Would you write out each line of the material below exactly, skipping every picture?

_DATA_
-=-=-=-=-
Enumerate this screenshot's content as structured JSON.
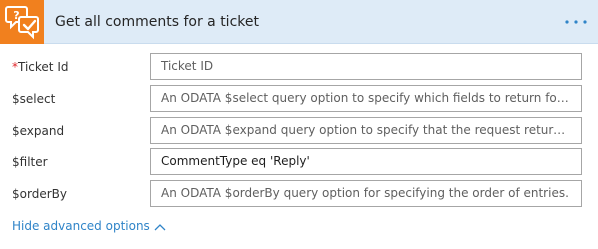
{
  "header": {
    "title": "Get all comments for a ticket",
    "icon": "ticket-comments-icon",
    "menu_icon": "more-options-icon",
    "accent_color": "#f1801e",
    "background_color": "#deebf7"
  },
  "fields": [
    {
      "label": "Ticket Id",
      "required": true,
      "required_marker": "*",
      "value": "",
      "placeholder": "Ticket ID"
    },
    {
      "label": "$select",
      "required": false,
      "value": "",
      "placeholder": "An ODATA $select query option to specify which fields to return for a list ite..."
    },
    {
      "label": "$expand",
      "required": false,
      "value": "",
      "placeholder": "An ODATA $expand query option to specify that the request returns the val..."
    },
    {
      "label": "$filter",
      "required": false,
      "value": "CommentType eq 'Reply'",
      "placeholder": ""
    },
    {
      "label": "$orderBy",
      "required": false,
      "value": "",
      "placeholder": "An ODATA $orderBy query option for specifying the order of entries."
    }
  ],
  "advanced_toggle": {
    "label": "Hide advanced options",
    "icon": "chevron-up-icon",
    "color": "#2f84c8"
  }
}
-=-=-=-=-
_OUTPUT_
Enumerate this screenshot's content as structured JSON.
{
  "header": {
    "title": "Get all comments for a ticket",
    "icon": "ticket-comments-icon",
    "menu_icon": "more-options-icon",
    "accent_color": "#f1801e",
    "background_color": "#deebf7"
  },
  "fields": [
    {
      "label": "Ticket Id",
      "required": true,
      "required_marker": "*",
      "value": "",
      "placeholder": "Ticket ID"
    },
    {
      "label": "$select",
      "required": false,
      "value": "",
      "placeholder": "An ODATA $select query option to specify which fields to return for a list ite..."
    },
    {
      "label": "$expand",
      "required": false,
      "value": "",
      "placeholder": "An ODATA $expand query option to specify that the request returns the val..."
    },
    {
      "label": "$filter",
      "required": false,
      "value": "CommentType eq 'Reply'",
      "placeholder": ""
    },
    {
      "label": "$orderBy",
      "required": false,
      "value": "",
      "placeholder": "An ODATA $orderBy query option for specifying the order of entries."
    }
  ],
  "advanced_toggle": {
    "label": "Hide advanced options",
    "icon": "chevron-up-icon",
    "color": "#2f84c8"
  }
}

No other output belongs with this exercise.